== Segment start ==
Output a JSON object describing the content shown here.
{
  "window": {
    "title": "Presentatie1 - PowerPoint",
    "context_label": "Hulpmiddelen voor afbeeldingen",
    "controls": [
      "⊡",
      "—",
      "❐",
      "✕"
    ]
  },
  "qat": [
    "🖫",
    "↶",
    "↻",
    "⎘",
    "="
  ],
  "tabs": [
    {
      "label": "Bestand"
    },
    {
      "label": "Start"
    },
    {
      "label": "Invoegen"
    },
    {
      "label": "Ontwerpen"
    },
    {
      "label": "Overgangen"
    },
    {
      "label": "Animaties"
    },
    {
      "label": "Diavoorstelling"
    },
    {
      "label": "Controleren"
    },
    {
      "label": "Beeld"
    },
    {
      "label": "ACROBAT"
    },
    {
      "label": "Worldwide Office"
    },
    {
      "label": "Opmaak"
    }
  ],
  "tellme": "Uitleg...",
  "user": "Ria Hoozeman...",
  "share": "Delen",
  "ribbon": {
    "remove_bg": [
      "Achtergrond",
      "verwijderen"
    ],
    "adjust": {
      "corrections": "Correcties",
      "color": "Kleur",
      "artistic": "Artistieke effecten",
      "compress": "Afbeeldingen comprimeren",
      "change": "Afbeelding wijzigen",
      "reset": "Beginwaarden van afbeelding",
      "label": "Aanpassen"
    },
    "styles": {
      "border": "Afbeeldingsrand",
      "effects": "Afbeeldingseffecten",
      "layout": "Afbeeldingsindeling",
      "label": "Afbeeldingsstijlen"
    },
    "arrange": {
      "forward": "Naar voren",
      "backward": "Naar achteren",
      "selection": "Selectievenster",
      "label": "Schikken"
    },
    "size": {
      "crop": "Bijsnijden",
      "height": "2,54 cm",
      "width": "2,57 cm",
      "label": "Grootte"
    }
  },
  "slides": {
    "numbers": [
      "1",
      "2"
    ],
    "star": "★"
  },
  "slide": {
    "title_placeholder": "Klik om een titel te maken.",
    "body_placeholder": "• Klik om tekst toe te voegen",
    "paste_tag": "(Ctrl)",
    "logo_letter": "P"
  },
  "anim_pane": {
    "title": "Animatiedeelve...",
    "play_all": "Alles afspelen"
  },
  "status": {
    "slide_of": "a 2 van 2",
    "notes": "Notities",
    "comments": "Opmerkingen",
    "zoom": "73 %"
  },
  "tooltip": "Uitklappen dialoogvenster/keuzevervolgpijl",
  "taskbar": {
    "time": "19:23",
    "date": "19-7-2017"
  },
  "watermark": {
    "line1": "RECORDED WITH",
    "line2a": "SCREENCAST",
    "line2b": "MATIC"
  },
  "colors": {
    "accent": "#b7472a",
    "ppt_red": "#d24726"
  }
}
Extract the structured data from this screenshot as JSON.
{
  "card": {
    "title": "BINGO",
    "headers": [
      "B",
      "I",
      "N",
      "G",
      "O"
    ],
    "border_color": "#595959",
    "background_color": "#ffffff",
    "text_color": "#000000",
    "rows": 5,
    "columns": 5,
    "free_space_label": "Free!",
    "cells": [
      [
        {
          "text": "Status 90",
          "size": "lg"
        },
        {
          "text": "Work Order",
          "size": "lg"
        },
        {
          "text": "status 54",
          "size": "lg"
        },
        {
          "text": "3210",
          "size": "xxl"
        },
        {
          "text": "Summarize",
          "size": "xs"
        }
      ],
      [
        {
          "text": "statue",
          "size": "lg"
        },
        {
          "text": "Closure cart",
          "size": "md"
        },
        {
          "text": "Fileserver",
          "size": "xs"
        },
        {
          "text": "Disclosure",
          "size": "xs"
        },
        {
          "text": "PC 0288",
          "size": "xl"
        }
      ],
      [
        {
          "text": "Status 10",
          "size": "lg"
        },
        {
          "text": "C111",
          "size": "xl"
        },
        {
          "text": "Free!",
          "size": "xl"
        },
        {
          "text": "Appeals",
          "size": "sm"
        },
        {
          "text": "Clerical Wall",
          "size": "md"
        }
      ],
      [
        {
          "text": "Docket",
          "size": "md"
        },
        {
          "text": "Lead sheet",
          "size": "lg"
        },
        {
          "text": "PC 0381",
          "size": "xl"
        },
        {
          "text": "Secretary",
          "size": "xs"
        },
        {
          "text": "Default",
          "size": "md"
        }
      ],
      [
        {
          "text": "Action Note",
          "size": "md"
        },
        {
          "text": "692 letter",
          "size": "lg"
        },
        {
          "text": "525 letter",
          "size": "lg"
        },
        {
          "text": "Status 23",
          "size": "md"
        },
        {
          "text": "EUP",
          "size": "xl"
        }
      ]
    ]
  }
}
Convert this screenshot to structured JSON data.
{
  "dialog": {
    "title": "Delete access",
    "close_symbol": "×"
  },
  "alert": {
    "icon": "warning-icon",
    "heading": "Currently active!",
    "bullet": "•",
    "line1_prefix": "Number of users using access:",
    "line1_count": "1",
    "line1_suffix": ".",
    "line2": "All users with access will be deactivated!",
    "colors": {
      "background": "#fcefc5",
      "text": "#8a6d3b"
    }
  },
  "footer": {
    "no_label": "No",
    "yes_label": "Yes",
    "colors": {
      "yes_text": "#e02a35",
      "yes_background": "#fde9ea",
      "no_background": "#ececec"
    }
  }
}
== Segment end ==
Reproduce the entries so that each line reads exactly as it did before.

= Final answer =
Output a JSON object describing the content shown here.
{
  "window": {
    "title": "Presentatie1 - PowerPoint",
    "context_label": "Hulpmiddelen voor afbeeldingen",
    "controls": [
      "⊡",
      "—",
      "❐",
      "✕"
    ]
  },
  "qat": [
    "🖫",
    "↶",
    "↻",
    "⎘",
    "="
  ],
  "tabs": [
    {
      "label": "Bestand"
    },
    {
      "label": "Start"
    },
    {
      "label": "Invoegen"
    },
    {
      "label": "Ontwerpen"
    },
    {
      "label": "Overgangen"
    },
    {
      "label": "Animaties"
    },
    {
      "label": "Diavoorstelling"
    },
    {
      "label": "Controleren"
    },
    {
      "label": "Beeld"
    },
    {
      "label": "ACROBAT"
    },
    {
      "label": "Worldwide Office"
    },
    {
      "label": "Opmaak"
    }
  ],
  "tellme": "Uitleg...",
  "user": "Ria Hoozeman...",
  "share": "Delen",
  "ribbon": {
    "remove_bg": [
      "Achtergrond",
      "verwijderen"
    ],
    "adjust": {
      "corrections": "Correcties",
      "color": "Kleur",
      "artistic": "Artistieke effecten",
      "compress": "Afbeeldingen comprimeren",
      "change": "Afbeelding wijzigen",
      "reset": "Beginwaarden van afbeelding",
      "label": "Aanpassen"
    },
    "styles": {
      "border": "Afbeeldingsrand",
      "effects": "Afbeeldingseffecten",
      "layout": "Afbeeldingsindeling",
      "label": "Afbeeldingsstijlen"
    },
    "arrange": {
      "forward": "Naar voren",
      "backward": "Naar achteren",
      "selection": "Selectievenster",
      "label": "Schikken"
    },
    "size": {
      "crop": "Bijsnijden",
      "height": "2,54 cm",
      "width": "2,57 cm",
      "label": "Grootte"
    }
  },
  "slides": {
    "numbers": [
      "1",
      "2"
    ],
    "star": "★"
  },
  "slide": {
    "title_placeholder": "Klik om een titel te maken.",
    "body_placeholder": "• Klik om tekst toe te voegen",
    "paste_tag": "(Ctrl)",
    "logo_letter": "P"
  },
  "anim_pane": {
    "title": "Animatiedeelve...",
    "play_all": "Alles afspelen"
  },
  "status": {
    "slide_of": "a 2 van 2",
    "notes": "Notities",
    "comments": "Opmerkingen",
    "zoom": "73 %"
  },
  "tooltip": "Uitklappen dialoogvenster/keuzevervolgpijl",
  "taskbar": {
    "time": "19:23",
    "date": "19-7-2017"
  },
  "watermark": {
    "line1": "RECORDED WITH",
    "line2a": "SCREENCAST",
    "line2b": "MATIC"
  },
  "colors": {
    "accent": "#b7472a",
    "ppt_red": "#d24726"
  }
}
Extract the structured data from this screenshot as JSON.
{
  "card": {
    "title": "BINGO",
    "headers": [
      "B",
      "I",
      "N",
      "G",
      "O"
    ],
    "border_color": "#595959",
    "background_color": "#ffffff",
    "text_color": "#000000",
    "rows": 5,
    "columns": 5,
    "free_space_label": "Free!",
    "cells": [
      [
        {
          "text": "Status 90",
          "size": "lg"
        },
        {
          "text": "Work Order",
          "size": "lg"
        },
        {
          "text": "status 54",
          "size": "lg"
        },
        {
          "text": "3210",
          "size": "xxl"
        },
        {
          "text": "Summarize",
          "size": "xs"
        }
      ],
      [
        {
          "text": "statue",
          "size": "lg"
        },
        {
          "text": "Closure cart",
          "size": "md"
        },
        {
          "text": "Fileserver",
          "size": "xs"
        },
        {
          "text": "Disclosure",
          "size": "xs"
        },
        {
          "text": "PC 0288",
          "size": "xl"
        }
      ],
      [
        {
          "text": "Status 10",
          "size": "lg"
        },
        {
          "text": "C111",
          "size": "xl"
        },
        {
          "text": "Free!",
          "size": "xl"
        },
        {
          "text": "Appeals",
          "size": "sm"
        },
        {
          "text": "Clerical Wall",
          "size": "md"
        }
      ],
      [
        {
          "text": "Docket",
          "size": "md"
        },
        {
          "text": "Lead sheet",
          "size": "lg"
        },
        {
          "text": "PC 0381",
          "size": "xl"
        },
        {
          "text": "Secretary",
          "size": "xs"
        },
        {
          "text": "Default",
          "size": "md"
        }
      ],
      [
        {
          "text": "Action Note",
          "size": "md"
        },
        {
          "text": "692 letter",
          "size": "lg"
        },
        {
          "text": "525 letter",
          "size": "lg"
        },
        {
          "text": "Status 23",
          "size": "md"
        },
        {
          "text": "EUP",
          "size": "xl"
        }
      ]
    ]
  }
}
Convert this screenshot to structured JSON data.
{
  "dialog": {
    "title": "Delete access",
    "close_symbol": "×"
  },
  "alert": {
    "icon": "warning-icon",
    "heading": "Currently active!",
    "bullet": "•",
    "line1_prefix": "Number of users using access:",
    "line1_count": "1",
    "line1_suffix": ".",
    "line2": "All users with access will be deactivated!",
    "colors": {
      "background": "#fcefc5",
      "text": "#8a6d3b"
    }
  },
  "footer": {
    "no_label": "No",
    "yes_label": "Yes",
    "colors": {
      "yes_text": "#e02a35",
      "yes_background": "#fde9ea",
      "no_background": "#ececec"
    }
  }
}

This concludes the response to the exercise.